With just a week to go before Election Day, recent polls show Gov. Rick Snyder of Michigan carving out a small but stable lead over Democratic challenger Mark Schauer. But the race isn't over yet, and a handful of outlying polls — including a very recent New York Times/CBS/YouGov survey — also show Schauer with a slim lead.
"I would say [Snyder] has a solid lead," said Michael Heaney, a political sociologist at the University of Michigan. "Based upon the polls, I would be very surprised to see Schauer win the election. It's not inconceivable, but it definitely looks like the polls lean in Snyder's direction."
The race could be of national import, given the tenor of Snyder's first four years in office. The Republican governor made national news in late 2012 when he successfully passed three "right-to-work" laws in Michigan, turning the birthplace of the powerful United Auto Workers union into hostile territory for the labor movement almost overnight. At around the same time, he also signed into law tough restrictions on abortion and the Emergency Manager bill that paved the way for the state's takeover of Detroit. While Snyder maintains a reputation as a moderate Republican in many circles, those moves incensed Michigan progressives and the national labor movement.
"Based upon the polls, I would be very surprised to see Schauer win the election."'
The ensuing race was probably a little tougher than Snyder had been hoping. Over the summer, a string of polls suggested that Schauer was, in the words of one local press outlet, "breathing down the governor's neck." In mid-September, the governor responded by adjusting his campaign message to better reflect voter wariness regarding the state of Michigan's economy. Once described as "the comeback state" in Snyder campaign literature, Michigan became "on the road to recovery."
Schauer, meanwhile, hammered away at the incumbent by saying Snyder's policies were mainly intended to "work for the wealthy and big corporations." He stoked the fervor of unions by talking about Snyder's right-to-work laws, and told msnbc that he would end Michigan's Emergency Manager system. Yet even with organized labor's support, Schauer has been unable to overcome the incumbent governor's cash advantage.
The bigger issue confronting Schauer has been one that Democrats across the country have struggled with this election cycle: The enthusiasm gap between the parties. Partisan Republicans are simply more motivated to go out and vote this year, said Heaney.

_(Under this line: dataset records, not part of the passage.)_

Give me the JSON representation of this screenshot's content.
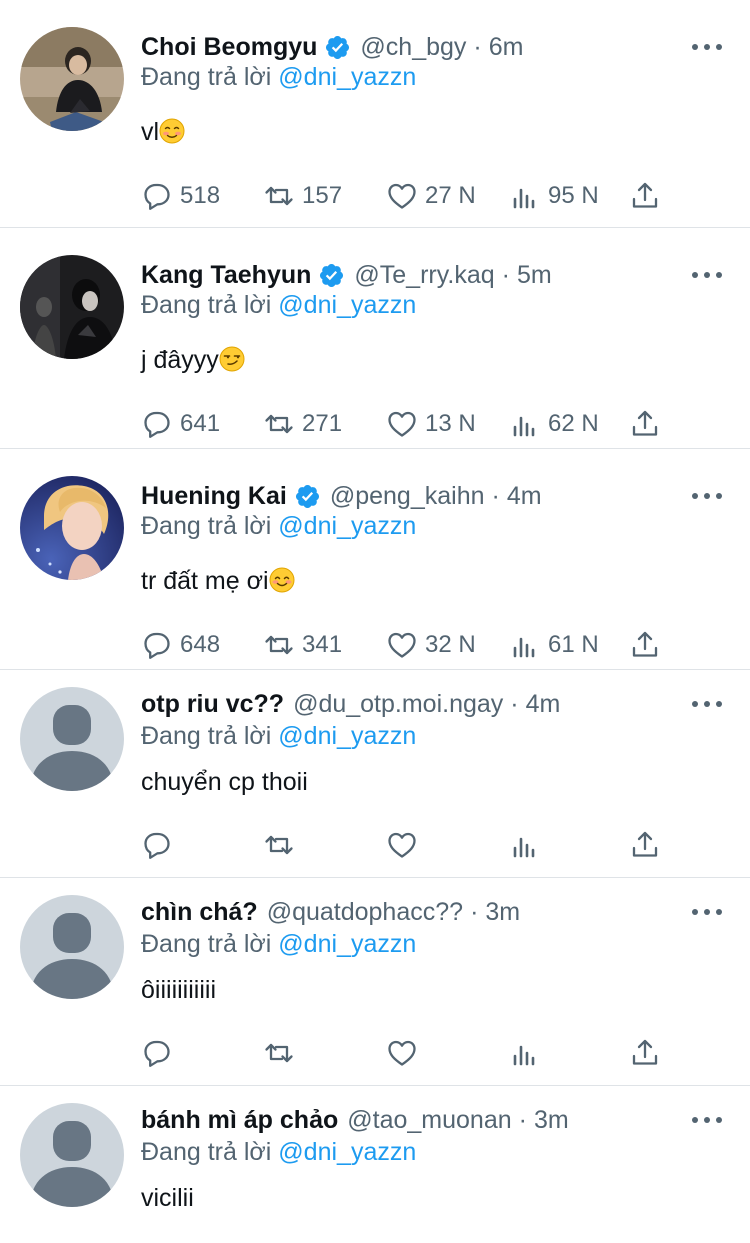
{
  "reply_prefix": "Đang trả lời",
  "tweets": [
    {
      "name": "Choi Beomgyu",
      "verified": true,
      "handle": "@ch_bgy",
      "dot": "·",
      "time": "6m",
      "reply_to": "@dni_yazzn",
      "text": "vl",
      "emoji": "smiling-face-icon",
      "avatar": "photo-person-sitting",
      "stats": {
        "replies": "518",
        "retweets": "157",
        "likes": "27 N",
        "views": "95 N"
      }
    },
    {
      "name": "Kang Taehyun",
      "verified": true,
      "handle": "@Te_rry.kaq",
      "dot": "·",
      "time": "5m",
      "reply_to": "@dni_yazzn",
      "text": "j đâyyy",
      "emoji": "smirking-face-icon",
      "avatar": "photo-dark-portrait",
      "stats": {
        "replies": "641",
        "retweets": "271",
        "likes": "13 N",
        "views": "62 N"
      }
    },
    {
      "name": "Huening Kai",
      "verified": true,
      "handle": "@peng_kaihn",
      "dot": "·",
      "time": "4m",
      "reply_to": "@dni_yazzn",
      "text": "tr đất mẹ ơi",
      "emoji": "blushing-face-icon",
      "avatar": "photo-blond-portrait",
      "stats": {
        "replies": "648",
        "retweets": "341",
        "likes": "32 N",
        "views": "61 N"
      }
    },
    {
      "name": "otp riu vc??",
      "verified": false,
      "handle": "@du_otp.moi.ngay",
      "dot": "·",
      "time": "4m",
      "reply_to": "@dni_yazzn",
      "text": "chuyển cp thoii",
      "emoji": "",
      "avatar": "default-avatar",
      "stats": {
        "replies": "",
        "retweets": "",
        "likes": "",
        "views": ""
      }
    },
    {
      "name": "chìn chá?",
      "verified": false,
      "handle": "@quatdophacc??",
      "dot": "·",
      "time": "3m",
      "reply_to": "@dni_yazzn",
      "text": "ôiiiiiiiiiii",
      "emoji": "",
      "avatar": "default-avatar",
      "stats": {
        "replies": "",
        "retweets": "",
        "likes": "",
        "views": ""
      }
    },
    {
      "name": "bánh mì áp chảo",
      "verified": false,
      "handle": "@tao_muonan",
      "dot": "·",
      "time": "3m",
      "reply_to": "@dni_yazzn",
      "text": "vicilii",
      "emoji": "",
      "avatar": "default-avatar",
      "stats": null
    }
  ],
  "colors": {
    "text": "#0f1419",
    "secondary": "#536471",
    "link": "#1d9bf0",
    "verified": "#1d9bf0",
    "divider": "#dfe3e7",
    "default_avatar_bg": "#cdd5dc",
    "default_avatar_fg": "#687684"
  }
}
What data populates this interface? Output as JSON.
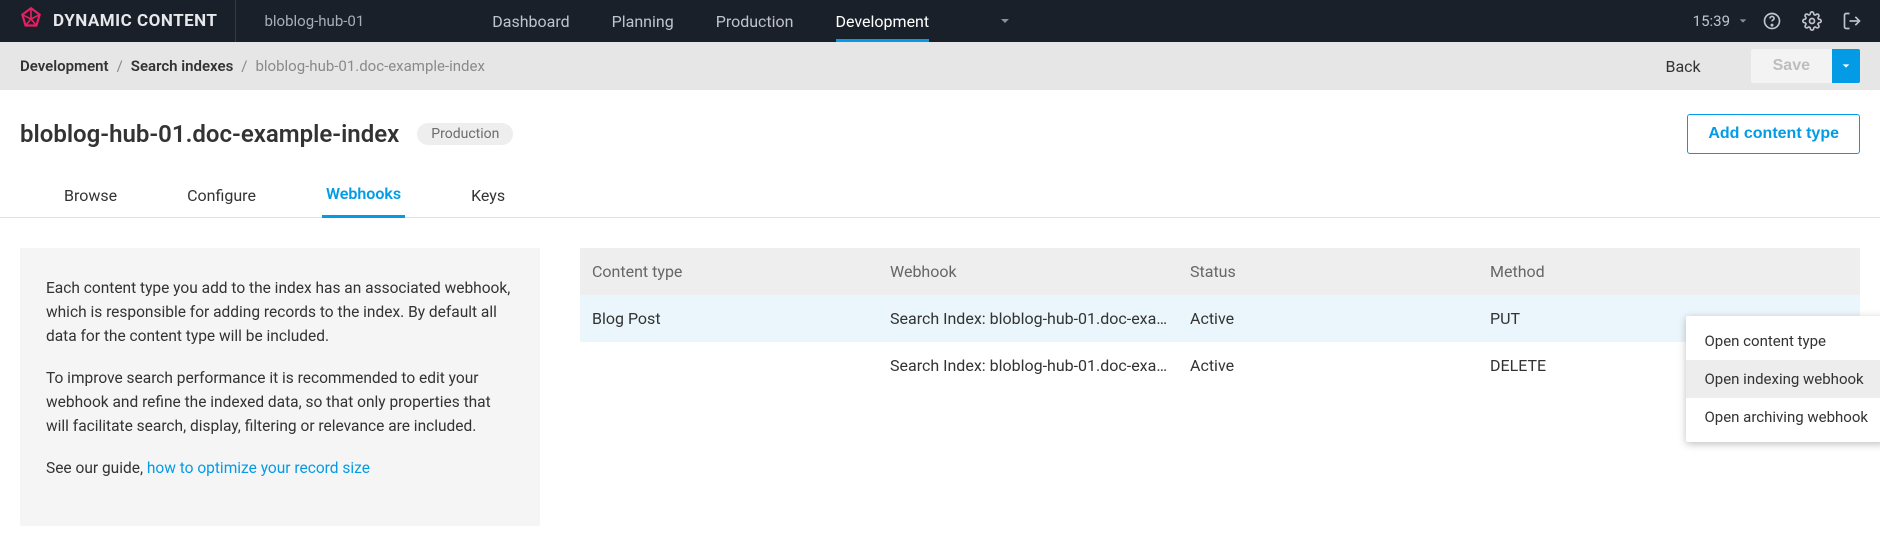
{
  "brand": "DYNAMIC CONTENT",
  "hub": "bloblog-hub-01",
  "nav": {
    "dashboard": "Dashboard",
    "planning": "Planning",
    "production": "Production",
    "development": "Development"
  },
  "clock": "15:39",
  "crumbs": {
    "c1": "Development",
    "c2": "Search indexes",
    "c3": "bloblog-hub-01.doc-example-index"
  },
  "toolbar": {
    "back": "Back",
    "save": "Save"
  },
  "header": {
    "title": "bloblog-hub-01.doc-example-index",
    "badge": "Production",
    "add": "Add content type"
  },
  "tabs": {
    "browse": "Browse",
    "configure": "Configure",
    "webhooks": "Webhooks",
    "keys": "Keys"
  },
  "info": {
    "p1": "Each content type you add to the index has an associated webhook, which is responsible for adding records to the index. By default all data for the content type will be included.",
    "p2": "To improve search performance it is recommended to edit your webhook and refine the indexed data, so that only properties that will facilitate search, display, filtering or relevance are included.",
    "p3_prefix": "See our guide, ",
    "p3_link": "how to optimize your record size"
  },
  "table": {
    "h_contenttype": "Content type",
    "h_webhook": "Webhook",
    "h_status": "Status",
    "h_method": "Method",
    "rows": [
      {
        "ct": "Blog Post",
        "wh": "Search Index: bloblog-hub-01.doc-exa…",
        "st": "Active",
        "me": "PUT"
      },
      {
        "ct": "",
        "wh": "Search Index: bloblog-hub-01.doc-exa…",
        "st": "Active",
        "me": "DELETE"
      }
    ]
  },
  "menu": {
    "m1": "Open content type",
    "m2": "Open indexing webhook",
    "m3": "Open archiving webhook"
  }
}
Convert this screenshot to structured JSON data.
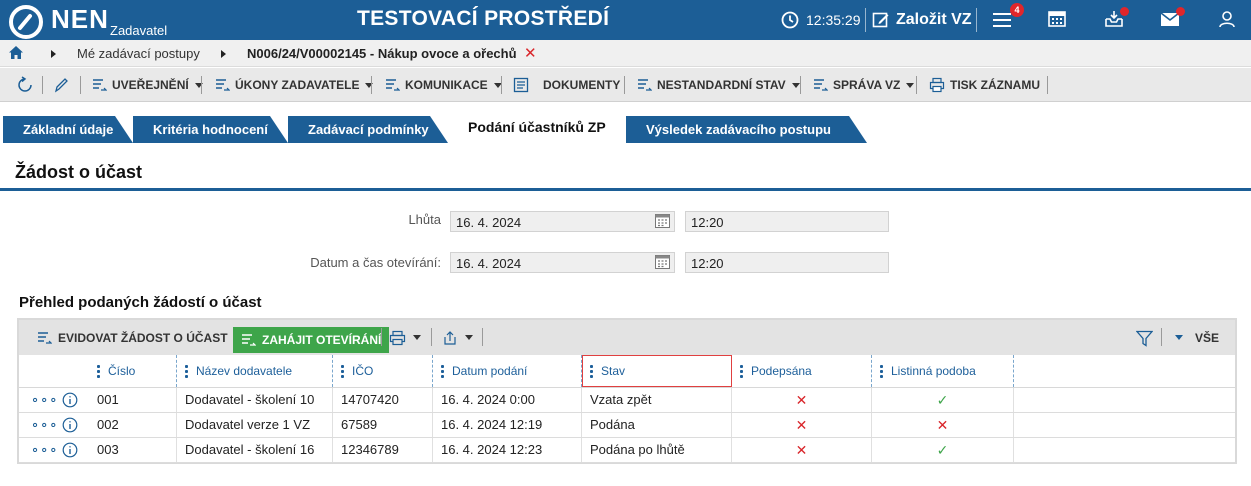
{
  "app": {
    "name": "NEN",
    "subtitle": "Zadavatel",
    "environment": "TESTOVACÍ PROSTŘEDÍ",
    "time": "12:35:29",
    "create_label": "Založit VZ",
    "menu_badge": "4"
  },
  "breadcrumb": {
    "item1": "Mé zadávací postupy",
    "item2": "N006/24/V00002145 - Nákup ovoce a ořechů"
  },
  "toolbar": {
    "items": [
      "UVEŘEJNĚNÍ",
      "ÚKONY ZADAVATELE",
      "KOMUNIKACE",
      "DOKUMENTY",
      "NESTANDARDNÍ STAV",
      "SPRÁVA VZ",
      "TISK ZÁZNAMU"
    ]
  },
  "tabs": [
    "Základní údaje",
    "Kritéria hodnocení",
    "Zadávací podmínky",
    "Podání účastníků ZP",
    "Výsledek zadávacího postupu"
  ],
  "section_title": "Žádost o účast",
  "form": {
    "lhuta_label": "Lhůta",
    "lhuta_date": "16. 4. 2024",
    "lhuta_time": "12:20",
    "otevirani_label": "Datum a čas otevírání:",
    "otevirani_date": "16. 4. 2024",
    "otevirani_time": "12:20"
  },
  "grid": {
    "title": "Přehled podaných žádostí o účast",
    "evidovat_label": "EVIDOVAT ŽÁDOST O ÚČAST",
    "zahajit_label": "ZAHÁJIT OTEVÍRÁNÍ",
    "filter_label": "VŠE",
    "columns": [
      "Číslo",
      "Název dodavatele",
      "IČO",
      "Datum podání",
      "Stav",
      "Podepsána",
      "Listinná podoba"
    ],
    "rows": [
      {
        "cislo": "001",
        "nazev": "Dodavatel - školení 10",
        "ico": "14707420",
        "datum": "16. 4. 2024 0:00",
        "stav": "Vzata zpět",
        "podepsana": "✕",
        "listinna": "✓"
      },
      {
        "cislo": "002",
        "nazev": "Dodavatel verze 1 VZ",
        "ico": "67589",
        "datum": "16. 4. 2024 12:19",
        "stav": "Podána",
        "podepsana": "✕",
        "listinna": "✕"
      },
      {
        "cislo": "003",
        "nazev": "Dodavatel - školení 16",
        "ico": "12346789",
        "datum": "16. 4. 2024 12:23",
        "stav": "Podána po lhůtě",
        "podepsana": "✕",
        "listinna": "✓"
      }
    ]
  },
  "colors": {
    "brand": "#1c5e96",
    "accent_red": "#d9262b",
    "accent_green": "#3ea54a"
  }
}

"It's just a simple story of Republicans being angry with the state of the political situation," he said. Although Snyder's politics are to the right of the typical Michigan voter's, he doesn't necessarily inspire the same outrage among Michigan Democrats that politically active Republicans nationwide feel toward President Obama.
That may in part be because a majority of Michigan voters are feeling fairly optimistic about the condition of the state's economy. A poll from earlier this month showed that 51% of voters believed the state was "on the right track." That's barely a majority, but it's also a 10-year high according to pollsters. At 7.2%, Michigan's unemployment rate remains above the national average, but it has been declining steadily since the immediate aftermath of the financial crisis and auto industry collapse.
Some of the biggest news outlets in the state have lined up behind Snyder, largely as a result of the state's economic performance. The editorial board of the Detroit Free Press described its own endorsement as a "close call," but ultimately sided with the sitting governor, citing their belief in his ability to "build on the state's germinal economic momentum." (The Free Press also endorsed Snyder in 2010.)
"Governor Snyder has all of the momentum going into Election Day. Newspapers across the state have endorsed the Governor due to his positive message of nearly 300,000 new private sector jobs, the lowest unemployment rate in six years, an increased investment in education, and the creation of the bipartisan coalition for Detroit's Grand Bargain," said Emily Benavides, the communications director for the Snyder campaign, in an emailed statement. "Michigan is on the Road to Recovery and Governor Snyder is leading the way."
Cathy Bacile Cunningham of the Schauer campaign, meanwhile, said via email that the Democratic challenger had the moment and was "firing on all cylinders."
"We are confident that when all the votes are counted on Election Day, Mark will have won a hard-fought victory," she said.
UPDATE: This article has been updated to reflect the fact that not at all recent polls suggest a Snyder victory and that the Free Press has endorsed Snyder in the past.